You are asked to filter the data below and copy every line holding "icon".

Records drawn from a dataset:

· · · ·

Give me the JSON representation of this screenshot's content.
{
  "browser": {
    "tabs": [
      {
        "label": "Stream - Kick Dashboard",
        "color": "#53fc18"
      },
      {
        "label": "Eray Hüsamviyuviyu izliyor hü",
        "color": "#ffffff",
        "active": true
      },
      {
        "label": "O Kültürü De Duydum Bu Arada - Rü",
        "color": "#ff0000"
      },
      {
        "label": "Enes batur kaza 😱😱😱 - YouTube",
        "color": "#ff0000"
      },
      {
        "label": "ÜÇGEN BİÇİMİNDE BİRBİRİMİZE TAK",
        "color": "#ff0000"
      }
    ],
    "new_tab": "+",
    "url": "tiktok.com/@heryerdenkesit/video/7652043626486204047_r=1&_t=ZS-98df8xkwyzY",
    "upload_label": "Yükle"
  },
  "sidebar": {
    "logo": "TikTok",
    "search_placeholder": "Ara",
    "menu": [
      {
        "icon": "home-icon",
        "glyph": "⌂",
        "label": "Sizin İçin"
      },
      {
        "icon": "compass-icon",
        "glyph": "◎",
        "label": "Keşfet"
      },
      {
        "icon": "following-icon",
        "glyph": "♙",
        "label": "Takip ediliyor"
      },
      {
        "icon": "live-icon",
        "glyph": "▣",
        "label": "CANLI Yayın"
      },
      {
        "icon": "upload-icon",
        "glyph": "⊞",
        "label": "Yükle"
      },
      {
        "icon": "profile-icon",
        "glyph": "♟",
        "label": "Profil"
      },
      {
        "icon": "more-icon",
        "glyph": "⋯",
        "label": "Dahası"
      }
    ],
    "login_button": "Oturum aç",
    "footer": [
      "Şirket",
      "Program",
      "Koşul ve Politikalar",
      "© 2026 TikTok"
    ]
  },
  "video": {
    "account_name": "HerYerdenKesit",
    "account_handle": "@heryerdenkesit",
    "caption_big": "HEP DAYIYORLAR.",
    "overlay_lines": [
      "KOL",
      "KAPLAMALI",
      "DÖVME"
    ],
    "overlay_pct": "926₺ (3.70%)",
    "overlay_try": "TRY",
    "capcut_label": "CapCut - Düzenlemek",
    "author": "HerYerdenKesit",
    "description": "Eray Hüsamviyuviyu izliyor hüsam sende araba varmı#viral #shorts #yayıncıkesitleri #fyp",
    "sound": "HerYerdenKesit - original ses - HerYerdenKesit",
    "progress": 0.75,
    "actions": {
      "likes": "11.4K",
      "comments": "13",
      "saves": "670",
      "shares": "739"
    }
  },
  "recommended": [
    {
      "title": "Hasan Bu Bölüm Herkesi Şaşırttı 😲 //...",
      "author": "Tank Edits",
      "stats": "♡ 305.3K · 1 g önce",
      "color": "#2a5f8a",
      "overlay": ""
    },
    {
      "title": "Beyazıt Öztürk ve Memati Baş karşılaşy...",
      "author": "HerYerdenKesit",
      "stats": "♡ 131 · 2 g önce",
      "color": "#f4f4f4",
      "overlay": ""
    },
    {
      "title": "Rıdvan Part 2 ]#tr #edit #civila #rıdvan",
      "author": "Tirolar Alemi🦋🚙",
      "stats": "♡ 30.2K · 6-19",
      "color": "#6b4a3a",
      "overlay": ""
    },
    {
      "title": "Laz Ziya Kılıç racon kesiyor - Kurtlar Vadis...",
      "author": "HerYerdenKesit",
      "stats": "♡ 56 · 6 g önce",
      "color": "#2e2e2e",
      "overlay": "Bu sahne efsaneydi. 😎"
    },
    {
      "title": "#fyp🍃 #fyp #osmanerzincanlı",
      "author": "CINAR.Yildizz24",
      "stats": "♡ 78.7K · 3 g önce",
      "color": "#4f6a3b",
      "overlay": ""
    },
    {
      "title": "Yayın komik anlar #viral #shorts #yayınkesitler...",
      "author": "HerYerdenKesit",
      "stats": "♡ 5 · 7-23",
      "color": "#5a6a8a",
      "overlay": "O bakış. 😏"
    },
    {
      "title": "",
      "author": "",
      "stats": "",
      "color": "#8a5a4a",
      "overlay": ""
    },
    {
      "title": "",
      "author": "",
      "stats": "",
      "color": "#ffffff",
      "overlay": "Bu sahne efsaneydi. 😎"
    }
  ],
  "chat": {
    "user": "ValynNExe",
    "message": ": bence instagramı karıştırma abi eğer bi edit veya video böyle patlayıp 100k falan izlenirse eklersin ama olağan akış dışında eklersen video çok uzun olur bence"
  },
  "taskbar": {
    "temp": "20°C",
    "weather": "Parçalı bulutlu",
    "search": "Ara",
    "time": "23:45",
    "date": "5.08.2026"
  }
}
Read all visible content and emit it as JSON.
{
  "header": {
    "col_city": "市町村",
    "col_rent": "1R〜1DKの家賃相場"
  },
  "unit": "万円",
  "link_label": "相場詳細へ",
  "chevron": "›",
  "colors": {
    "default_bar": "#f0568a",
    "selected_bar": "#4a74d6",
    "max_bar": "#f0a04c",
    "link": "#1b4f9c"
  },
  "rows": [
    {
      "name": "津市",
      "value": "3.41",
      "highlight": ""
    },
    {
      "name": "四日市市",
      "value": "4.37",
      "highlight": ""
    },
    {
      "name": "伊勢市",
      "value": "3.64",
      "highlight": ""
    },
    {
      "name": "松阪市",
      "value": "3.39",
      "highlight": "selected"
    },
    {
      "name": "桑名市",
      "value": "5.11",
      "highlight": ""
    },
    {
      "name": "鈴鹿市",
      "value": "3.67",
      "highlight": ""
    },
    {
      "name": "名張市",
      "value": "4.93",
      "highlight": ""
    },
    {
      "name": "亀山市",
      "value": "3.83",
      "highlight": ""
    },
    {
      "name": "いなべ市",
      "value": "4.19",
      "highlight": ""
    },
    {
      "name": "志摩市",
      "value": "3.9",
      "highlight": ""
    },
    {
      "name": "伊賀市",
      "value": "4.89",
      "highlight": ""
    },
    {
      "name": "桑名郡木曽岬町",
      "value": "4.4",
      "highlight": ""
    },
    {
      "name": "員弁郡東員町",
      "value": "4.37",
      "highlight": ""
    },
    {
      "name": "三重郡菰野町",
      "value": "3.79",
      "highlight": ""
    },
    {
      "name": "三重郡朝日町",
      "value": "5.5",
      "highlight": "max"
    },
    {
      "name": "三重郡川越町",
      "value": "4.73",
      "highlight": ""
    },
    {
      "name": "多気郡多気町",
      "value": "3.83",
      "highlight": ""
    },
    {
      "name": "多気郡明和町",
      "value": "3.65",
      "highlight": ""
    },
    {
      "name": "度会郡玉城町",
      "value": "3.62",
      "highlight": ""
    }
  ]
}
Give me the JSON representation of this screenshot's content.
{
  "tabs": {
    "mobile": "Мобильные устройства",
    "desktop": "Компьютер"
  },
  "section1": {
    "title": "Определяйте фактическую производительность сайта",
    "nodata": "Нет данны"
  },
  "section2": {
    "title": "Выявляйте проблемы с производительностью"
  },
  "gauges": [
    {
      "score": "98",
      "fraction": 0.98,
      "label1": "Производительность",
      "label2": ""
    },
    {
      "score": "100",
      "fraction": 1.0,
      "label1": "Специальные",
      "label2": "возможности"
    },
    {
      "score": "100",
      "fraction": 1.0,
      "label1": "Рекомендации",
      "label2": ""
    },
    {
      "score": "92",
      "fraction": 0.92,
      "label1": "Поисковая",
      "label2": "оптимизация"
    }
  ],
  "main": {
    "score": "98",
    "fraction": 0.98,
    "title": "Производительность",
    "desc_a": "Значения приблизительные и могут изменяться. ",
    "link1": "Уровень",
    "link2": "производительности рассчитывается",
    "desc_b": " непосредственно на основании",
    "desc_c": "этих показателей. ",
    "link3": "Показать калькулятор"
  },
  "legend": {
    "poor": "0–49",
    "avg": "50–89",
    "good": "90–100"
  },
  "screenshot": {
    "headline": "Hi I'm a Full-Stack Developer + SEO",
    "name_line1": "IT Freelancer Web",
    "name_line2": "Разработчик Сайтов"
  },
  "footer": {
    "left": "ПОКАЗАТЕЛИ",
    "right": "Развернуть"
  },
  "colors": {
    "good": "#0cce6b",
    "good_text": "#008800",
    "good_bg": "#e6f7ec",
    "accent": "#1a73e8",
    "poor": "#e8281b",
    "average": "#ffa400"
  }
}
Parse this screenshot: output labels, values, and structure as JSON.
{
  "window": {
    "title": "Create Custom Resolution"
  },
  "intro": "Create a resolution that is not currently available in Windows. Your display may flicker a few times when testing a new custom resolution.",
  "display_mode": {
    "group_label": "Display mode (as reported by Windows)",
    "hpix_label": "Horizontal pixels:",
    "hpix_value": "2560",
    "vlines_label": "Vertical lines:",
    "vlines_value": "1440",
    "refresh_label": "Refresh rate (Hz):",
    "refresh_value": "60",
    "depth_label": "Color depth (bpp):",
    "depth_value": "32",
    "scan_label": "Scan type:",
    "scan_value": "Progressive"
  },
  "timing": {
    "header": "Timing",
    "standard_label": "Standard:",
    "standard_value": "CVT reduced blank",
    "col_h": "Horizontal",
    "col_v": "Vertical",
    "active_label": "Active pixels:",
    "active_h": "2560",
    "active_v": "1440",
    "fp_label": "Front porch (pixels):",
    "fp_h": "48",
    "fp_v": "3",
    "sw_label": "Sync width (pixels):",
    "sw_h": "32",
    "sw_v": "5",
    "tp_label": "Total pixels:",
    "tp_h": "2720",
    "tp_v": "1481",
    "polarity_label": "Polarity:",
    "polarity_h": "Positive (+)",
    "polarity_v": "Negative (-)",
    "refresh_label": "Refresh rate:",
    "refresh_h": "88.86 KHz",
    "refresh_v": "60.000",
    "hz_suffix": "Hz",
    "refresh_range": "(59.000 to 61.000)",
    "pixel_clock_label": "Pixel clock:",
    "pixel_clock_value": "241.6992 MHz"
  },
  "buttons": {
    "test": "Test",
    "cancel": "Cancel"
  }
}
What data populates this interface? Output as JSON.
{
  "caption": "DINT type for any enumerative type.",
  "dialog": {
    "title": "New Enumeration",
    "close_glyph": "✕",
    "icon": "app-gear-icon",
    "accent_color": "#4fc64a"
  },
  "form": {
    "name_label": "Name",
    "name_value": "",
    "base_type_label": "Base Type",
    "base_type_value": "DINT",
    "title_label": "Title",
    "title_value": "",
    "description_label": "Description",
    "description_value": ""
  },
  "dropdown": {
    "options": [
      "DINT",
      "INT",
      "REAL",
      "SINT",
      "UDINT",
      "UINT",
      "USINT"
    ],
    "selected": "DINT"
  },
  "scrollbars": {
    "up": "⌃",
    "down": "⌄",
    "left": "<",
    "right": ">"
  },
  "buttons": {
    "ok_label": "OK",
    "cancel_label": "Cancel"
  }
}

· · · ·

Output for this exercise:
        "icon": "home-icon",
        "icon": "compass-icon",
        "icon": "following-icon",
        "icon": "live-icon",
        "icon": "upload-icon",
        "icon": "profile-icon",
        "icon": "more-icon",
    "icon": "app-gear-icon",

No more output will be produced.